That said, last year was tough.

The quick 2012 synopsis: I decided to keep Sling and Secret, two super-fun horses, home from competition.  They both had strength-related training issues, which are challenging because they resolve so gradually it’s hard to see the progress – unlike teaching changes or leg yield, where you can clearly tell when horses have that light-bulb moment and figures out how to sort out their legs.  Strength, on the other hand, takes time. Flash, a super-moving re-train that I have spent a long time sorting out for her owner, fractured her jaw and missed the show season.  Silly, my big, sentimental-purchase mare, gave me a beautiful foal, but she had a lousy labor and lost her colostrum, meaning 2 blood transfusions for Harry and a night with an IV bag for her.  I put Venus on the A-team to get some show miles, but hitting the high-profile shows my student’s needed for their goals, combined with all of the quadrille practices, wasn’t the best plan for getting the best performances from her.  My sweet, wonderful girl was a bit frazzled by the end of the summer.  Eclipse’s PSG show season was compressed for financial reasons, resulting in scores going down instead of up, and a nice case of stomach ulcers. Then, to top it off, in October I found out that he was retiring as of January 1.  Yes, the training level sales horses did really well in 2012, but I didn’t hang out my shingle to be the queen of training level.

Then, adding to this on a personal level, in December, my Grandpa passed away. The horse grandpa.

Needless to say, I spent the winter in a bit of a funk. Every time I heard the song “Some Nights” by the band Fun., I totally understood the lyrics. 

Meanwhile, SFD has been doing well. Doug came on board last summer, and the barn is full. Maddy got promoted from Working Student to Assistant Trainer, and she and I filled our winter days with riding, teaching, and serving the needs of our clients. 

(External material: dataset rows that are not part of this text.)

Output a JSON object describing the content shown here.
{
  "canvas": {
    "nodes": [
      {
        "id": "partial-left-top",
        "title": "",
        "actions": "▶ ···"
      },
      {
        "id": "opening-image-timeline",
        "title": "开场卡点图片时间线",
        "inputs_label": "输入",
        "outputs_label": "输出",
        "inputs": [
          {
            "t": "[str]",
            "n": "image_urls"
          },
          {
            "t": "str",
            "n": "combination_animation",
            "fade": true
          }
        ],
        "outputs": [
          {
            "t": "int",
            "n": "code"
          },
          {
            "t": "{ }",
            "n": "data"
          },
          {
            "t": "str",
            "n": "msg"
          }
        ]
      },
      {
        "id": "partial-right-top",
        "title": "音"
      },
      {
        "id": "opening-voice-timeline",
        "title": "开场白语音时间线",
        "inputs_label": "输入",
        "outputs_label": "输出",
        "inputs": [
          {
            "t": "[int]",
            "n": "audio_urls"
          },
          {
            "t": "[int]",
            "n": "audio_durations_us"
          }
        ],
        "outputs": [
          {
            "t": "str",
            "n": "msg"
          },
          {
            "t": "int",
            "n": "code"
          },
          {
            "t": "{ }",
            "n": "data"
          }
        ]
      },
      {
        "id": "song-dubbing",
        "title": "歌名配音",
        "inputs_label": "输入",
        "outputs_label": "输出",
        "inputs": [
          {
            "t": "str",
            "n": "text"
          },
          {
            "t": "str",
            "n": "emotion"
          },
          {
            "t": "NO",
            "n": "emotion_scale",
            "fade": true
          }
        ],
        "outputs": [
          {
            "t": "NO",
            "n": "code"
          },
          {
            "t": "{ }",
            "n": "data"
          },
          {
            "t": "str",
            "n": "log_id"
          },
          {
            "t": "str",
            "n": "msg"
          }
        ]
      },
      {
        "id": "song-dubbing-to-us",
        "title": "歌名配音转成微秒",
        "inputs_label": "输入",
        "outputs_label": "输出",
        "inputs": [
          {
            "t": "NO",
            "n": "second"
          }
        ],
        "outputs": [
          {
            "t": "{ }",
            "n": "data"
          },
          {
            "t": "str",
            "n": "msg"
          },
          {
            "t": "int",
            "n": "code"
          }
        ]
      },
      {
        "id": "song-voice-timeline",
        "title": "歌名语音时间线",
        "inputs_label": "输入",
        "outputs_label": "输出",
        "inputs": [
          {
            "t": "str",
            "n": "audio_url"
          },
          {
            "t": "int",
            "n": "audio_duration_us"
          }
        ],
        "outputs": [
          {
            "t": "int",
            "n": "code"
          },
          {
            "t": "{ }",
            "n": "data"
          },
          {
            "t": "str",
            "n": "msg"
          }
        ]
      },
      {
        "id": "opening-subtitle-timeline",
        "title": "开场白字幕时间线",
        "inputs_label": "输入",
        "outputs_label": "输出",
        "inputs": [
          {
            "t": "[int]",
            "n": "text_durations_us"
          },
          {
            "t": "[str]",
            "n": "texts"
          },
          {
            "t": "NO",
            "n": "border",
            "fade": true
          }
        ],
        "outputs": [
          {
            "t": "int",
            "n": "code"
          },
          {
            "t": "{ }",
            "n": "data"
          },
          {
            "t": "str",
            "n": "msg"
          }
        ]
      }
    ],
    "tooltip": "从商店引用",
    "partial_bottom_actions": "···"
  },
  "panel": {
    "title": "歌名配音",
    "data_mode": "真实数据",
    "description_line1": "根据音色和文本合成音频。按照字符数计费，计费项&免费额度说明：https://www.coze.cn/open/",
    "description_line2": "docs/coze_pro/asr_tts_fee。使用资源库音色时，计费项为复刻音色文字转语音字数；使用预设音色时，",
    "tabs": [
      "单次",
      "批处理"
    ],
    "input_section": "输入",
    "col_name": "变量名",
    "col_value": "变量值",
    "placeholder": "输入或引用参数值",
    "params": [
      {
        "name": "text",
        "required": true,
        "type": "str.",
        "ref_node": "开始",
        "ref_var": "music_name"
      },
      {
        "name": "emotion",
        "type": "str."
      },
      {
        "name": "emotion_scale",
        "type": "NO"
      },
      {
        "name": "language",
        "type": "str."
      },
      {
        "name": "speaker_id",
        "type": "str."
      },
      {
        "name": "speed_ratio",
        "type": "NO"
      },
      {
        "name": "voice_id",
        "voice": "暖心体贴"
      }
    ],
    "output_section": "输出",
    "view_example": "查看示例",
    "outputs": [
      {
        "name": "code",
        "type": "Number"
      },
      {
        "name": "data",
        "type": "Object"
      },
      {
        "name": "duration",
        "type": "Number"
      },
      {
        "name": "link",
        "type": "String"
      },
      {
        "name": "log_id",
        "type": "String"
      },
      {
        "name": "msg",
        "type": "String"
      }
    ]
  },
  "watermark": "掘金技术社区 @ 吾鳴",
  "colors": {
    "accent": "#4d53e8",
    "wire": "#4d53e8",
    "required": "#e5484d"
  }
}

Which helped me do the only thing I know to do when I get in a funk. I stay busy. I avoid thinking about one of my big fears – that I will get so caught up in running my business that I stagnate and become a “good enough” rider and trainer. I didn’t move so far from family and friends to settle for “good enough.”

I’d like to say the soundtrack had become was Billy Joel’s “Keeping the Faith,” but in reality it was closer to Fun.’s “One Step.”

I have some really super supportive people in my life, and they gently, and not-so-gently, kept the pressure on me to keep my goals in the fore front. Linda, who knows how much getting training help inspires me, insisted that I take Secret down to Scott’s regularly this winter, and of course I took Venus along (if I’m going for the day, get as much out of it as I can).  For Christmas, my students sent me to FL for the FEI Trainer’s Symposium.  These things kept me from falling into melancholy, but the funk-fog was still misting around the edges.

The supportive people in my life took it even further. Cara Klothe offered me her FEI mare, Ocarina, for the show season. I hemmed-and-hawed, and with Linda spouting all of the advantages of accepting Cara’s generous offer, I decided to accept. It was the right decision, as working with Cara’s super fun, very-clear-about-how-correctly-she-should-be-ridden mare has been a blast. I’d say more about this, but then I’d spoil a future blog post.  Each time I sat on her this spring, the focus required to ride her well would push the funk further and further away.

Then, show season started. Secret and Sling both made it very, very clear that my decision to keep them home last year was the right call. They both have walked into the show ring like stars, ready to truly perform for the judges. But again, that’s another blog. 

Now that the fog is lifted, I kept hemming-and-hawing about posting this blog.  I didn’t want to write this over the winter since reading downer blogs is, well, a downer. But after enough comments from readers, I felt like I owed you guys an explanation as to why the blog has been quiet for so long.  Plus it will help put the next few blogs in context.

 The current soundtrack in my head? Jimmy Cliff’s “I can see clearly now.”